Equation (60) is the main result of this paper. It incorporates all the earlier work by making use of the effective shear modulus Geff(2) selected in the end by using energy estimates. Then it is evaluated explicitly here for the simple layered system. The term in square brackets is in Cauchy-Schwartz form (i.e., ), and thus this term is always nonnegative. The contribution of this term is therefore a nonpositive correction to the leading term m. Further, it is clear that the correction is second order in the fluctuations in the shear modulus throughout the layered material. This fact means that fluctuations must be fairly large before any effect can be observed, since there are second order subtractions but no first order corrections at all. It is also easy to show from this formula that the range of possible values for this shear modulus is , because as Ku in the layers ranges from zero to infinity the corrections to m range from l-m to . Finally, we note that the effect of an increase in the undrained constant is to reduce the magnitude of these correction terms. Thus, since a reduction in a negative contribution leads to a positive contribution, it is also clear that an increase in Skempton's coefficient B always leads to an increase in the effective shear modulus Geff(2), as we expected.

Since each layer in the stack is isotropic, the result (60) may appear to contradict the earlier results of Berryman and Wang (2001), showing that shear modulus dependence on fluid properties does not and cannot occur in microhomogeneous isotropic media. But these layered media are not isotropic everywhere. In particular, if we consider a point right on the boundary between any two layers, the elastic properties look very anisotropic at these points. So it is exactly at, and near the vicinity of, these boundary points where deviations from Gassmann's results can and do arise, leading to the result (60).

We will check these ideas by showing some numerical examples in the next section.
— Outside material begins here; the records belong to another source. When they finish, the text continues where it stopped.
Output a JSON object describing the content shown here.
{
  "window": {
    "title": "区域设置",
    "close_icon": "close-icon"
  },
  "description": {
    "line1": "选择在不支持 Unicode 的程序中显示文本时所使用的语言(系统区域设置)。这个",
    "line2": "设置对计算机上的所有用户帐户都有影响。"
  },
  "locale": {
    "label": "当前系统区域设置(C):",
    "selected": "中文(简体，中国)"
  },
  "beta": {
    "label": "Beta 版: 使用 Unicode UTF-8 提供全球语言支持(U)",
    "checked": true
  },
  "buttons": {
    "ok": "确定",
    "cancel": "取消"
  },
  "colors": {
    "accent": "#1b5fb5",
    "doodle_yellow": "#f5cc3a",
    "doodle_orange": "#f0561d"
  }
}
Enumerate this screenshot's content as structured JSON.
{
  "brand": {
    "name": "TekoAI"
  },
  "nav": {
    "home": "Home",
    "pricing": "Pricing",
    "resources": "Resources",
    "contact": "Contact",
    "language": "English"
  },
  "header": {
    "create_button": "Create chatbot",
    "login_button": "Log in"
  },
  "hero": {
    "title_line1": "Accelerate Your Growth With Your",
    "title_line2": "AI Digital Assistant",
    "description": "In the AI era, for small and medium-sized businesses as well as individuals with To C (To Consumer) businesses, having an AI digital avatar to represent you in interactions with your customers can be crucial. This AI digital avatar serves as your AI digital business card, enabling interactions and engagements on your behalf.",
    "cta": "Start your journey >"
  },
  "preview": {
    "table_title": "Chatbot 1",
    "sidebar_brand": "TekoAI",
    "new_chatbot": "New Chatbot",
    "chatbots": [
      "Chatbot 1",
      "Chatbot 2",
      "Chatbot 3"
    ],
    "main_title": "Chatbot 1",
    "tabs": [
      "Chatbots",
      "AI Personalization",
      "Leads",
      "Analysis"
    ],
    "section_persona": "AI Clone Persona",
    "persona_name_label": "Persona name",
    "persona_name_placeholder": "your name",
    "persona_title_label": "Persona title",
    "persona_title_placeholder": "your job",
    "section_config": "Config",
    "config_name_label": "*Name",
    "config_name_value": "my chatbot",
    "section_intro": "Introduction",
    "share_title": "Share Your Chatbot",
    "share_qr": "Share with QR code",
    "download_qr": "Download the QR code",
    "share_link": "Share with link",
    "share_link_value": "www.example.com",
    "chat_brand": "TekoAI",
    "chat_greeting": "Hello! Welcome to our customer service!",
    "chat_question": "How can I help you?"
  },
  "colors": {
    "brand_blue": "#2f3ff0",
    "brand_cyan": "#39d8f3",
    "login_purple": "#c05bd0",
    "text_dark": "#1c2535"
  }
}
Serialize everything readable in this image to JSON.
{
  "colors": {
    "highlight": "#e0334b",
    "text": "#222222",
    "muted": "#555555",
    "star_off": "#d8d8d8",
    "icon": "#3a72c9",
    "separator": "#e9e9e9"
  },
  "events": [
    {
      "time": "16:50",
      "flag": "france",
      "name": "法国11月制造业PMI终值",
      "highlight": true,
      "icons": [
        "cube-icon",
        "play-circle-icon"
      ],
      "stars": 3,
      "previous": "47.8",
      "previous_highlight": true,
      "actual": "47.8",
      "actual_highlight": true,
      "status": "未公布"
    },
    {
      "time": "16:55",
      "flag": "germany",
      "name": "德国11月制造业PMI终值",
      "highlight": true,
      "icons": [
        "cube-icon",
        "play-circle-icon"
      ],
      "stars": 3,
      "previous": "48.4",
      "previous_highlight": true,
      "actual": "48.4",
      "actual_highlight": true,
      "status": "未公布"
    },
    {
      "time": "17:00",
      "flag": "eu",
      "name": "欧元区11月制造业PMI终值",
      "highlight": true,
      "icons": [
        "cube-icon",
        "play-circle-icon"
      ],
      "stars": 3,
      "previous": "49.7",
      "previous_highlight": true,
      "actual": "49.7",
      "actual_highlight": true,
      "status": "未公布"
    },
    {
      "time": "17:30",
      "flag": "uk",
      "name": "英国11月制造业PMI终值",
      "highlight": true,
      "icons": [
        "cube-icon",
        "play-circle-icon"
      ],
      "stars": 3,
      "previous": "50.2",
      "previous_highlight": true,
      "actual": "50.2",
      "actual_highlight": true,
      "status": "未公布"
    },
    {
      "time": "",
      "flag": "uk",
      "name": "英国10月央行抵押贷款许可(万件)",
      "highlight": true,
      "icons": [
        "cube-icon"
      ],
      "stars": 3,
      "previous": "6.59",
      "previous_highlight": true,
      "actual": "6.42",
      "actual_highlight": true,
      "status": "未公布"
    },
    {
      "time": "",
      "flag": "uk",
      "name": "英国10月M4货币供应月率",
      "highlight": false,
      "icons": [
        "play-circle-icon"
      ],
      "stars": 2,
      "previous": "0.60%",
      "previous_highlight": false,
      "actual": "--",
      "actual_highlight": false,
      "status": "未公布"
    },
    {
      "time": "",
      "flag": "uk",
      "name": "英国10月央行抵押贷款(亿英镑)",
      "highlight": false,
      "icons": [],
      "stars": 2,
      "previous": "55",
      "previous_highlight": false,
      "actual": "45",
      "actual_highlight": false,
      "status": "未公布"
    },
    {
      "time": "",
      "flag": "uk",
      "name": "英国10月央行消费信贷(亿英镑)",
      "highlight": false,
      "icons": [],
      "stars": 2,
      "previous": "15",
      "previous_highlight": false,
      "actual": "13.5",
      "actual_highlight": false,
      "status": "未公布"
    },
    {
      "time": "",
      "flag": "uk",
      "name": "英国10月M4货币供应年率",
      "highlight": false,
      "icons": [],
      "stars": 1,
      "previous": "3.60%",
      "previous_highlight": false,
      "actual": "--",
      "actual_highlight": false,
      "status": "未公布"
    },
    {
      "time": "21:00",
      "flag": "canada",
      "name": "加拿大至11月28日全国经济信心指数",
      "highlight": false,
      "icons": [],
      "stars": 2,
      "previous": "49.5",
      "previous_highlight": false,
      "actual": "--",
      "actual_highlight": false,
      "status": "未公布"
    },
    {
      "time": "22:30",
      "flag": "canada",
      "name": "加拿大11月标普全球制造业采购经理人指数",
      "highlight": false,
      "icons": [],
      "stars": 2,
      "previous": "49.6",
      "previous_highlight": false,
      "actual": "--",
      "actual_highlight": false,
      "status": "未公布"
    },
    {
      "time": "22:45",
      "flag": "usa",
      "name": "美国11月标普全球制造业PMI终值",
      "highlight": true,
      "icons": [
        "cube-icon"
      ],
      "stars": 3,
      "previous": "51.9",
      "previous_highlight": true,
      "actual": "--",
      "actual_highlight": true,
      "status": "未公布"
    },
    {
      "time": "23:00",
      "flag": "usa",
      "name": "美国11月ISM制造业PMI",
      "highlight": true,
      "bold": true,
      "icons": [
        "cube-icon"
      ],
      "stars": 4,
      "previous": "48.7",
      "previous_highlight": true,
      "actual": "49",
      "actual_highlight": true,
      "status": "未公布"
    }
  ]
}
Next: NUMERICAL EXAMPLES Up: Berryman: Poroelastic shear modulus Previous: Discussion of Geff
Stanford Exploration Project
7/8/2003